Either way, Romney has been trying harder lately to connect with Latino voters. Besides going on Univision, he also appeared on its rival network, Telemundo, and gave a speech to Latino business leaders.
Through it all, he gave misleading answers and sidestepped important issues. It seems that his new Latino outreach is as fake as his new skin tone.
When Romney spoke to the Hispanic Chamber of Commerce in Los Angeles, he criticized President Barack Obama's immigration policies. Romney even claimed that the incumbent has done nothing to advance the DREAM Act, a measure that would allow undocumented immigrants brought here as children a path to citizenship, provided they meet certain conditions.
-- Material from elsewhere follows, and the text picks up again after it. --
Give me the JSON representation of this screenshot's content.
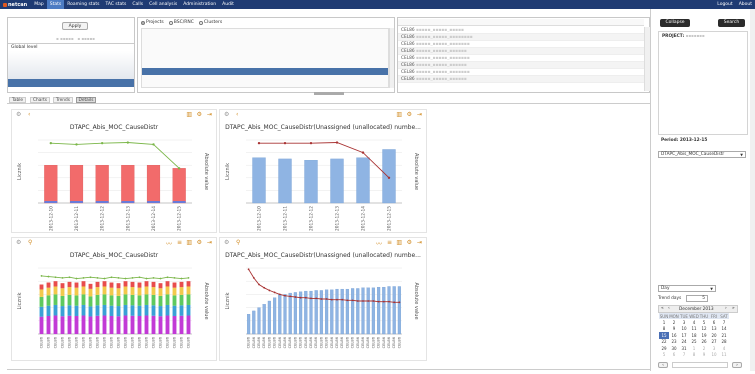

But in fact, Obama did support the DREAM Act, which died in 2010 after Republicans deserted it.
It's hypocritical for Romney to blame the DREAM Act's failure on Obama when Romney himself has vowed to veto it. No wonder National Public Radio noted a "polite if tepid" applause from the Chamber's members during the Republican nominee's speech.
On Telemundo, Romney said, "If people want more free stuff from the government, they may be attracted to President Obama. If they want more jobs and good jobs, I think they'll support my campaign." Who said people wanted free stuff from the government? More telling was the fact that Romney didn't explain in any detail how he planned to create "more jobs and good jobs."
Like other Americans, some Latinos do depend on government services to help them improve their lives or get through tough economic times. The millions of people who receive some form of government aid include seniors, veterans, children, and the working poor. Does Romney consider them all moochers?
With the election drawing near, Romney needs to win over millions of Hispanic voters, especially in key battleground states like Florida, Nevada, Virginia, and Colorado, if he wants to move into the White House. A September poll by the research group Latino Decisions showed Obama with the support of 68 percent of Hispanics, compared with 26 percent for Romney. To do better with Latinos, Romney needs to up his game — pronto.
Instead, Romney is still ducking the tough questions. At the Univision forum, he was asked about Obama's "deferred-action" plan for undocumented youth. The new immigration policy allows qualified young people a two-year reprieve from deportation if they prove they are in school or the military, and have clean records. Despite being repeatedly pressed by the moderators, Romney wouldn't say whether he would continue or cancel the policy as president. He would only allow that he planned to "put in place a permanent solution" to illegal immigration. His refusal to give a straight answer was almost insulting. It didn't help that Romney referred to these undocumented youth as "illegal aliens."
At the same forum, Romney was asked what he planned to do about the estimated 10 million undocumented immigrants in the U.S. "We are not going to round up people around the country and deport them," Romney said.
Yet the GOP hopeful is firmly against any "amnesty" for the undocumented. He has called Arizona's stringent immigration law a "model for the nation." His "self-deportation" concept is inhumane as well as unrealistic. So what is Romney's immigration policy? That remains unclear.
"I am convinced that the Republican Party is the rightful home of Hispanic Americans," has become Romney's go-to line. But it sure is hard to see why. He has had months to make his case, and so far his approach seems to be, "just trust me." This isn't an effective strategy to win the Latino vote, let alone the presidency.
Raul A. Reyes is an attorney and columnist in New York City.